If you're living, you know that Pitt and Jolie play a married couple who don't know the other's a contract killer. Why do you know this? The ads have told you, again and again, before each movie you've seen the past three months. This torpedoes some of the delight of the film's first 20 minutes. We know their secret, so we could've started 20 minutes in.
Pitt/Jolie are fine entertainers but finer specimens.
I'd like to think what Mr. & Mrs. Smith would've been like with Brian De Palma directing.
I'm really sad about this. She was lovely on film, and lovely in person I'm sure. She and husband Mel Brooks were together 41 years. Everyone remembers her from The Graduate, when she was lethal and oily and smoking and sexual. Equally worthy of note is her compassionate, gentle work in The Miracle Worker, first on Broadway and then the 1962 film version (a Tony and an Oscar were earned; an Emmy followed in 1999 for Deep in My Heart, completing the rare acting triple crown). Click on the title of this entry for a nice Times obit.
"When Mel told his Jewish mother he was marrying an Italian girl, she said: 'Bring her over. I'll be in the kitchen - with my head in the oven.'"
The Independent has wrestled top-10 lists from prominent directors, including Tarantino, Milos Forman, Sidney Lumet, Catherine Breillat, Gillian Armstrong, Sam Mendes, and Jim Jarmusch. Nothing surprising really. Everyone always likes Citizen Kane and Godard and Fellini and Kurosawa. Happy (and deserving) surprises include Groundhog Day at #5 on Terry Jones' list and Waiting for Guffman at #10 on Tim Robbins' list. Also on Robbins' list -- and no one else's, for shame -- is Network at #8.
My top 10 at the moment?
1. Network(Lumet, 1976) 2. The Apartment (Wilder, 1960) 3. The Third Man (Reed, 1949) 4. Chinatown (Polanski, 1974) 5. Bonnie & Clyde (Penn, 1967) 6. Annie Hall (Allen, 1977) 7. The Piano (Campion, 1993) 8. Alien (Scott, 1979) 9. Young Frankenstein (Brooks, 1974) 10. Mary Poppins (Stevenson, 1964)
Yes, I know.
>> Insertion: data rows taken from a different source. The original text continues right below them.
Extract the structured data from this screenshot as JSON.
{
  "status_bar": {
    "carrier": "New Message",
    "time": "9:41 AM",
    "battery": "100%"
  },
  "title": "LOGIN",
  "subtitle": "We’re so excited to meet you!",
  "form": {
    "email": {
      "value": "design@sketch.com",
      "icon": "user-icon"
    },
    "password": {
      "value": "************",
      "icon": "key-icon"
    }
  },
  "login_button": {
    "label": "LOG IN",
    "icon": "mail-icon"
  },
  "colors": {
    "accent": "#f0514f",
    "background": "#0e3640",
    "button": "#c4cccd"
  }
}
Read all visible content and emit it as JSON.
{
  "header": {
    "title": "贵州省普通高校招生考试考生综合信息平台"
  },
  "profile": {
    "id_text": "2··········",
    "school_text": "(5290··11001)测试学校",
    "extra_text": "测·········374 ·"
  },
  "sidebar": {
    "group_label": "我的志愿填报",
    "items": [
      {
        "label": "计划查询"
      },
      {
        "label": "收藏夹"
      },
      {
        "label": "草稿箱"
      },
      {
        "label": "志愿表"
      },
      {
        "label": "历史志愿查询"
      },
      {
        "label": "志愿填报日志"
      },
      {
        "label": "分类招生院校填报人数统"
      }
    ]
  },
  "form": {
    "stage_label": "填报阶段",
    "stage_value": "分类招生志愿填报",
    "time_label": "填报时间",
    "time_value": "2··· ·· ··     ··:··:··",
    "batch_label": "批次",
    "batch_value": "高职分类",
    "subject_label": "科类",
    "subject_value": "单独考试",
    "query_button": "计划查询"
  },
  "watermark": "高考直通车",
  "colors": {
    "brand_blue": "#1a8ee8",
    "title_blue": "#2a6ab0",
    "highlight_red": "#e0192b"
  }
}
No foreign language films and only two non-American. I've seen my fair share of Truffaut and Godard and Bergman and others. They just don't do it for me. What are your top 10?